> _The task_
Which of the lines below contain the string "Cases"? Copy each one.
##### Supplied data #####
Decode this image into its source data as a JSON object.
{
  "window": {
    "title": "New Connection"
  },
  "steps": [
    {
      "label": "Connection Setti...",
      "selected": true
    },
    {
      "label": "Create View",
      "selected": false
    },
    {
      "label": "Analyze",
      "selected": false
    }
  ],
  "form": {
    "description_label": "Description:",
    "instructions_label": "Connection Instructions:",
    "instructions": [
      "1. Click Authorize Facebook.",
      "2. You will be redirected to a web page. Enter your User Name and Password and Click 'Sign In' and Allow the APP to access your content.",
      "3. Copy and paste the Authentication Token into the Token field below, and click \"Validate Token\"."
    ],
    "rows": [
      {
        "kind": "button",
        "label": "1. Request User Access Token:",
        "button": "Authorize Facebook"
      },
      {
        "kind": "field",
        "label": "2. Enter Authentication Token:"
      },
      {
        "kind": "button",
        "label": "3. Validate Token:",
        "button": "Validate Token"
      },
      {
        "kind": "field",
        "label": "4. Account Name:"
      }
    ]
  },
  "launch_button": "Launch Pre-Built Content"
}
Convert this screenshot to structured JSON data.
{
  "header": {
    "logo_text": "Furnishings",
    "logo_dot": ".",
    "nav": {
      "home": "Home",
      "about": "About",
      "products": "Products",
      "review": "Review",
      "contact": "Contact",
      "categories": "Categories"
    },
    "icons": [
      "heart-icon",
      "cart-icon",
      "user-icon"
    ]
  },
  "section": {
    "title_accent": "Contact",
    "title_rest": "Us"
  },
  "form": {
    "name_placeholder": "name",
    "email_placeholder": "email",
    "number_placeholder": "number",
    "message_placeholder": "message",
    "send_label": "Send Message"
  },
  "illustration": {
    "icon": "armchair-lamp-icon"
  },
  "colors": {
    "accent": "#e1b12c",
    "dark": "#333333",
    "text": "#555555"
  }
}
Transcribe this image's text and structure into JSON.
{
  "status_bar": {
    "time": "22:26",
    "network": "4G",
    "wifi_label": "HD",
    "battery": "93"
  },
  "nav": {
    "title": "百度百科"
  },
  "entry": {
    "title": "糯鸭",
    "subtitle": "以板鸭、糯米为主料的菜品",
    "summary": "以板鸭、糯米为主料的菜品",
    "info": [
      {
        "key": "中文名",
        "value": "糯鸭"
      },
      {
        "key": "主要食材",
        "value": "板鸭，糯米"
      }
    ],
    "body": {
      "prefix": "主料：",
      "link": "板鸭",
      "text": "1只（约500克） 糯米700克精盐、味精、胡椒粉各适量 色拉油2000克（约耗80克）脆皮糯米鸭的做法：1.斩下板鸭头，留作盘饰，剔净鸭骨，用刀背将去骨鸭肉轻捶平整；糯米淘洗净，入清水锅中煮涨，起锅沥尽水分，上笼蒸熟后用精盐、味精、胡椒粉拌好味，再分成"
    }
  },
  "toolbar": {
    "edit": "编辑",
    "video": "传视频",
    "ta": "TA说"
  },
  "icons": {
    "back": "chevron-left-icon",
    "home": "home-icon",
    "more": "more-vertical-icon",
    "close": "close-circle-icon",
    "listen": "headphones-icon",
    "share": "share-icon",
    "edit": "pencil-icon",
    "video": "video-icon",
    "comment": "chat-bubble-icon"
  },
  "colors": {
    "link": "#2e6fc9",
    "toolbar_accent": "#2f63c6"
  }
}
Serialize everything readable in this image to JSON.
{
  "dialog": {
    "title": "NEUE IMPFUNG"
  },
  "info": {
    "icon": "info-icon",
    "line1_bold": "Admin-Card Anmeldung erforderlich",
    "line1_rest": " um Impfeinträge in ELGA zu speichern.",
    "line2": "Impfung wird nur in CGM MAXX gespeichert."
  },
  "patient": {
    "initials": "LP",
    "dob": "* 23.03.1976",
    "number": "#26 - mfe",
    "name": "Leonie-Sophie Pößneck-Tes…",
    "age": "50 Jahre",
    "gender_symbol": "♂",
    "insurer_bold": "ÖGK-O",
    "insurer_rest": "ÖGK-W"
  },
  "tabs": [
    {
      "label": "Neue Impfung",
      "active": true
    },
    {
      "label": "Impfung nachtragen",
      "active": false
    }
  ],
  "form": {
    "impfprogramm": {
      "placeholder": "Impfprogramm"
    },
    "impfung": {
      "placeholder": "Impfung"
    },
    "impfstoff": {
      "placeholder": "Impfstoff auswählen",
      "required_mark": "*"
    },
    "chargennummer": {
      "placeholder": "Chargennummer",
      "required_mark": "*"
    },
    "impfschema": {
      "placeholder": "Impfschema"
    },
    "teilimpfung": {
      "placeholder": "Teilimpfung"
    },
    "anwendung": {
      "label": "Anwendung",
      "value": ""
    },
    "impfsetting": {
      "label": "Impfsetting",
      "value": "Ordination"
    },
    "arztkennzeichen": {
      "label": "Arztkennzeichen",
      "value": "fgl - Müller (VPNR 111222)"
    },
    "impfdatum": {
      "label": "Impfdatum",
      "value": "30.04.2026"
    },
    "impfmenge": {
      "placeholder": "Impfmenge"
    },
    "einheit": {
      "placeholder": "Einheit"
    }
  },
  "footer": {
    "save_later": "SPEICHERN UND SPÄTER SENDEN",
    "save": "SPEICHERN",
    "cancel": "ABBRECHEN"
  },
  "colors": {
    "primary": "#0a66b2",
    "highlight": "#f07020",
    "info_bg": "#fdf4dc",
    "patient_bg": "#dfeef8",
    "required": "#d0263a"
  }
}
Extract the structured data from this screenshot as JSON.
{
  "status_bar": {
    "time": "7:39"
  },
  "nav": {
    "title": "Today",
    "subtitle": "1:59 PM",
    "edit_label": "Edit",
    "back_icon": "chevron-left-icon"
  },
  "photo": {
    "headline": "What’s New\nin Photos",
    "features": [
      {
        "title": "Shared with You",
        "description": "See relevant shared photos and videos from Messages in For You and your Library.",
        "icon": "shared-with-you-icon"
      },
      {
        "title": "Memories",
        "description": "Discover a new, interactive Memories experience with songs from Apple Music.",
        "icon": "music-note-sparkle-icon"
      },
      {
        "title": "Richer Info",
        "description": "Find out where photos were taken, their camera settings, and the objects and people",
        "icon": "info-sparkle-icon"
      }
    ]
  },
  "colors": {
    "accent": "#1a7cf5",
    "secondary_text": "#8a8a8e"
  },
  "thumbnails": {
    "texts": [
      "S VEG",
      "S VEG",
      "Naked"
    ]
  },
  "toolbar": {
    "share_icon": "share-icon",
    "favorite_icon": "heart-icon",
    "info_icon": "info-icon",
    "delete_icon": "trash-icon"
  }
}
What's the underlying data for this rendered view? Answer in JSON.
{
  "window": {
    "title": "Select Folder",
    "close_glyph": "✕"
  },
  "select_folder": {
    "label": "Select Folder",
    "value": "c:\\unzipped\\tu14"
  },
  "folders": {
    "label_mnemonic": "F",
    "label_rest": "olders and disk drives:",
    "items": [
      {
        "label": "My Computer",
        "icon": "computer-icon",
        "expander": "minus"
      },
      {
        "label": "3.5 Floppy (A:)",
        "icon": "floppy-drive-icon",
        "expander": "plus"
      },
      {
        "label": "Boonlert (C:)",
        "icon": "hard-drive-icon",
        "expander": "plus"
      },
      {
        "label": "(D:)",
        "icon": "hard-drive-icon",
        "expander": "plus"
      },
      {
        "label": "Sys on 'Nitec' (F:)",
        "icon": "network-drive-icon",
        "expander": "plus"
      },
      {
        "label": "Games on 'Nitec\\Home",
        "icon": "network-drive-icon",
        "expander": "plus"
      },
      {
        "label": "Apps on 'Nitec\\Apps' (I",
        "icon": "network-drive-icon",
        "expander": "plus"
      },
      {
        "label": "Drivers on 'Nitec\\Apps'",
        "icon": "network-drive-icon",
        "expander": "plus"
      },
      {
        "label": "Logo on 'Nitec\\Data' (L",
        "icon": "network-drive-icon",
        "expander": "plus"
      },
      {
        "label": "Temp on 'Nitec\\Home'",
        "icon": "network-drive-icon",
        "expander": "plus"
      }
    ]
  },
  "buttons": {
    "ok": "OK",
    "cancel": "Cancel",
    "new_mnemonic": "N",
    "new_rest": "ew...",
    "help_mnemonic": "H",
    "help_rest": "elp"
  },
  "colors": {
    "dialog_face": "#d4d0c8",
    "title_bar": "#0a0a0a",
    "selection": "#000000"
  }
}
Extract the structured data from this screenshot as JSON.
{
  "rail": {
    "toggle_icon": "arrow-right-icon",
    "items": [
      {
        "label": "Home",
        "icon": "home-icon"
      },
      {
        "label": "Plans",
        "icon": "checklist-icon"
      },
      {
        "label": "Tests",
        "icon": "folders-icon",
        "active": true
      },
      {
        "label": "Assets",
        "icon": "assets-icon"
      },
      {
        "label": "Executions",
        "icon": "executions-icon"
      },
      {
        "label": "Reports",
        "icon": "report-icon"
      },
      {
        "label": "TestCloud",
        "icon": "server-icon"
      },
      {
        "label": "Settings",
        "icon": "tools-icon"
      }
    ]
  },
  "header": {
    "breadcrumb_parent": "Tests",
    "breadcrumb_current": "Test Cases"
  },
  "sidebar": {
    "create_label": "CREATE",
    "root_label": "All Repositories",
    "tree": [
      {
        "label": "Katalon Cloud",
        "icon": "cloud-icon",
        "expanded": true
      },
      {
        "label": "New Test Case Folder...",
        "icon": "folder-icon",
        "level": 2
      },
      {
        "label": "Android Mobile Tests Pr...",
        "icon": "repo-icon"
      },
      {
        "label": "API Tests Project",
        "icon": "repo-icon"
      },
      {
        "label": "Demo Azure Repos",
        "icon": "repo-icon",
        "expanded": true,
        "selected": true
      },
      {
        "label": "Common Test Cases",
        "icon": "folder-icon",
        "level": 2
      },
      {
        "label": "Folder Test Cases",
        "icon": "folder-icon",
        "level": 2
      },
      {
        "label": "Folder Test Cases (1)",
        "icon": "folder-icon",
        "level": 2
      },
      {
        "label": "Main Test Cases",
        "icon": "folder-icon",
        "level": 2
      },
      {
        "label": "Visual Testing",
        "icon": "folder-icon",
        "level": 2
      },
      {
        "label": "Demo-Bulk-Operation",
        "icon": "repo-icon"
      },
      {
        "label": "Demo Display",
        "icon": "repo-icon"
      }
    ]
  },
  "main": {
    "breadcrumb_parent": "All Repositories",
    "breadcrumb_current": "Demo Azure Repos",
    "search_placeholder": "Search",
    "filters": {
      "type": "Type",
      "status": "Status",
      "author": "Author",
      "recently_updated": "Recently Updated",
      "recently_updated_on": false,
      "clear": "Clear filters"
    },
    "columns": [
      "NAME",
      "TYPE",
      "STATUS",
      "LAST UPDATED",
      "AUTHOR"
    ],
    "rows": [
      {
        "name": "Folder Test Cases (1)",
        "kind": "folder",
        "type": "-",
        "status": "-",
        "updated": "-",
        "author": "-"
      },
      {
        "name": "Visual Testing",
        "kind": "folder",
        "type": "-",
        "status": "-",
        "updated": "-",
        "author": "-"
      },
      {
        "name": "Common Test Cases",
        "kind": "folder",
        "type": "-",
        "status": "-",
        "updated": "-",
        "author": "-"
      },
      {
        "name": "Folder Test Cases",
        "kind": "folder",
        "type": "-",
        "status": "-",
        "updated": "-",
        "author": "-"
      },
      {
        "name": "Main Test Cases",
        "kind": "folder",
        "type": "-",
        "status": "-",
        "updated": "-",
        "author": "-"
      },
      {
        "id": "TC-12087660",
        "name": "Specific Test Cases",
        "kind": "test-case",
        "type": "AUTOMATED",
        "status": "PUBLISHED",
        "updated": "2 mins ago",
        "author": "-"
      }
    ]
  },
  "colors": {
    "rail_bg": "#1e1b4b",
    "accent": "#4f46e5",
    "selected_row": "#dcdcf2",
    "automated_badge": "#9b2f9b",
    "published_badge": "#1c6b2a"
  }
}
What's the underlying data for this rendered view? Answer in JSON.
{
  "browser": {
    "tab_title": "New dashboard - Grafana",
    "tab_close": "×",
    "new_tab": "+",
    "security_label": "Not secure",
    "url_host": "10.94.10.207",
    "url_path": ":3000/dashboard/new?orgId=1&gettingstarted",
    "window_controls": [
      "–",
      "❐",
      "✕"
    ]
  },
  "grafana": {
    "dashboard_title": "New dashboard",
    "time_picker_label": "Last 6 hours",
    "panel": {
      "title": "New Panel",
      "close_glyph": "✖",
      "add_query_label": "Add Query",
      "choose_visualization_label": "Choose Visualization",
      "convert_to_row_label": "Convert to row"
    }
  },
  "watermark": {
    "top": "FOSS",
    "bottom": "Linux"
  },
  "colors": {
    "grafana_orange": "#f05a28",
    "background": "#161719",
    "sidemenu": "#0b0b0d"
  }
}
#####
> _Solved problem_
    "breadcrumb_current": "Test Cases"
        "label": "Common Test Cases",
        "label": "Folder Test Cases",
        "label": "Folder Test Cases (1)",
        "label": "Main Test Cases",
        "name": "Folder Test Cases (1)",
        "name": "Common Test Cases",
        "name": "Folder Test Cases",
        "name": "Main Test Cases",
        "name": "Specific Test Cases",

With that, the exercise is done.